## TASK TO CARRY OUT
The lines below that include "size" are to be found and copied.

## INFORMATION GIVEN

----------

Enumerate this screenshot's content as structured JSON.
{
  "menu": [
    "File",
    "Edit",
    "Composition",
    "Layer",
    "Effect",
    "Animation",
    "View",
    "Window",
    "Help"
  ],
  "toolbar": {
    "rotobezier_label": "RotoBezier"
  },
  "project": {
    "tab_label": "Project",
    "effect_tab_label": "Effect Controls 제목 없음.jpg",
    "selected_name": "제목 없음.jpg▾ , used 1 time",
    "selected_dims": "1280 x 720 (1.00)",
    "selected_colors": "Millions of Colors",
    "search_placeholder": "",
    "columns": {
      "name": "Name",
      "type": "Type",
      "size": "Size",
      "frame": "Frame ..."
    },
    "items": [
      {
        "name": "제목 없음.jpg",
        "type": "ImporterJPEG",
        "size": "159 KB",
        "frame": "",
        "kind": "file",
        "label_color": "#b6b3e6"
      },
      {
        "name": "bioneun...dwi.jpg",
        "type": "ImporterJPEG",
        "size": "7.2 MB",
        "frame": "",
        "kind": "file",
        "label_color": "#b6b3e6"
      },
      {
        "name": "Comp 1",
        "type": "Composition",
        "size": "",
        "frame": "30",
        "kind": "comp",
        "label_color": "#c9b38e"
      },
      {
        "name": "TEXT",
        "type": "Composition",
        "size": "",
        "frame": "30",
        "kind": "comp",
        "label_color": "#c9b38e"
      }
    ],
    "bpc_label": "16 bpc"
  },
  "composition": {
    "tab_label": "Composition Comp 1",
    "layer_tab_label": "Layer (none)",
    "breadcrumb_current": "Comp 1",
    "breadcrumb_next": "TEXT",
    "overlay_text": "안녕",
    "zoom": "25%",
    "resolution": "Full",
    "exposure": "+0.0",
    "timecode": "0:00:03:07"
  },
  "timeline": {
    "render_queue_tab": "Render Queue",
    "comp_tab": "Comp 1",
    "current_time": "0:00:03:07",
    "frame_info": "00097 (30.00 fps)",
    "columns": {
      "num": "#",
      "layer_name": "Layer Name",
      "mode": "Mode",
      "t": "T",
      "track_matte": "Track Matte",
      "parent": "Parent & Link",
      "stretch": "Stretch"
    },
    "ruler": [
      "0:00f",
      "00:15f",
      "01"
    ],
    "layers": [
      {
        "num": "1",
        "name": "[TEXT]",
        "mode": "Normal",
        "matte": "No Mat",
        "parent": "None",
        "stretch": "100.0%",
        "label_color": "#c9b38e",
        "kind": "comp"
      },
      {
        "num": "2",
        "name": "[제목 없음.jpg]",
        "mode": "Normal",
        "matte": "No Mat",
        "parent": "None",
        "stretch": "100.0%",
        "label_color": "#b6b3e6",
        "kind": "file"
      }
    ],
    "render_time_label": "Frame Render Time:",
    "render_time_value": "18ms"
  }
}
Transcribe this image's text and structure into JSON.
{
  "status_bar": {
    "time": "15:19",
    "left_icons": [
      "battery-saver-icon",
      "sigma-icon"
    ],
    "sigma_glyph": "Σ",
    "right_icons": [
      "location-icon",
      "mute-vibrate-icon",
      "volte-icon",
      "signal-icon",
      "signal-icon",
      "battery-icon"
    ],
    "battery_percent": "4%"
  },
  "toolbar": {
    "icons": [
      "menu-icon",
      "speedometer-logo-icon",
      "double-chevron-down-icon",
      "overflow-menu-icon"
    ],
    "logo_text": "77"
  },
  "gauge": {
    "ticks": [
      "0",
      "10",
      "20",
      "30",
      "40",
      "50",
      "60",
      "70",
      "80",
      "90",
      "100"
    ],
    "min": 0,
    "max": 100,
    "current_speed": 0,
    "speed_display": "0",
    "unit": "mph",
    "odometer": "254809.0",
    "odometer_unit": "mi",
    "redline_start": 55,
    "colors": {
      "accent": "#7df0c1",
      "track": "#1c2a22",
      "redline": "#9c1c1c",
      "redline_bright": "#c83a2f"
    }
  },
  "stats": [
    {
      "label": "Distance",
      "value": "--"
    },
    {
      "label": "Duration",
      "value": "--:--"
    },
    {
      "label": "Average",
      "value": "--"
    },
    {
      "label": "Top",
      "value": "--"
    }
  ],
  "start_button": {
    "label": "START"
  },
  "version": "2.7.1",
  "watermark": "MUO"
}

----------

## RESPONSE TO THIS EXERCISE
      "size": "Size",
        "size": "159 KB",
        "size": "7.2 MB",
        "size": "",
        "size": "",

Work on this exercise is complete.